Your reproduction of the entries should be exact and should contain no pictures.

*** Block opens ***

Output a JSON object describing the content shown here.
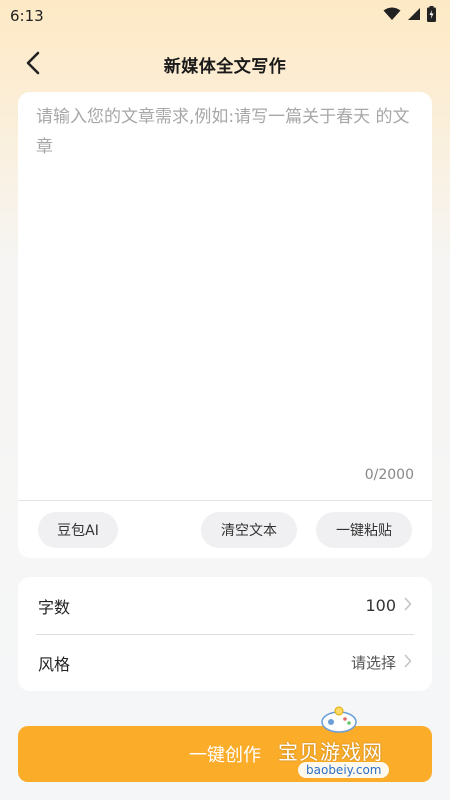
{
  "status_bar": {
    "time": "6:13"
  },
  "header": {
    "title": "新媒体全文写作"
  },
  "editor": {
    "placeholder": "请输入您的文章需求,例如:请写一篇关于春天 的文章",
    "value": "",
    "char_count": "0/2000"
  },
  "actions": {
    "doubao_label": "豆包AI",
    "clear_label": "清空文本",
    "paste_label": "一键粘贴"
  },
  "settings": {
    "word_count": {
      "label": "字数",
      "value": "100"
    },
    "style": {
      "label": "风格",
      "value": "请选择"
    }
  },
  "submit": {
    "label": "一键创作"
  },
  "watermark": {
    "text": "宝贝游戏网",
    "url": "baobeiy.com"
  },
  "colors": {
    "accent": "#fbad2a",
    "card": "#ffffff",
    "chip": "#f0f0f2",
    "header_gradient": "#fde9c4"
  },
  "icons": {
    "back": "chevron-left-icon",
    "wifi": "wifi-icon",
    "signal": "signal-icon",
    "battery": "battery-icon",
    "row_arrow": "chevron-right-icon"
  }
}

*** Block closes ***

= SOLUTION =
Output a JSON object describing the content shown here.
{
  "status_bar": {
    "time": "6:13"
  },
  "header": {
    "title": "新媒体全文写作"
  },
  "editor": {
    "placeholder": "请输入您的文章需求,例如:请写一篇关于春天 的文章",
    "value": "",
    "char_count": "0/2000"
  },
  "actions": {
    "doubao_label": "豆包AI",
    "clear_label": "清空文本",
    "paste_label": "一键粘贴"
  },
  "settings": {
    "word_count": {
      "label": "字数",
      "value": "100"
    },
    "style": {
      "label": "风格",
      "value": "请选择"
    }
  },
  "submit": {
    "label": "一键创作"
  },
  "watermark": {
    "text": "宝贝游戏网",
    "url": "baobeiy.com"
  },
  "colors": {
    "accent": "#fbad2a",
    "card": "#ffffff",
    "chip": "#f0f0f2",
    "header_gradient": "#fde9c4"
  },
  "icons": {
    "back": "chevron-left-icon",
    "wifi": "wifi-icon",
    "signal": "signal-icon",
    "battery": "battery-icon",
    "row_arrow": "chevron-right-icon"
  }
}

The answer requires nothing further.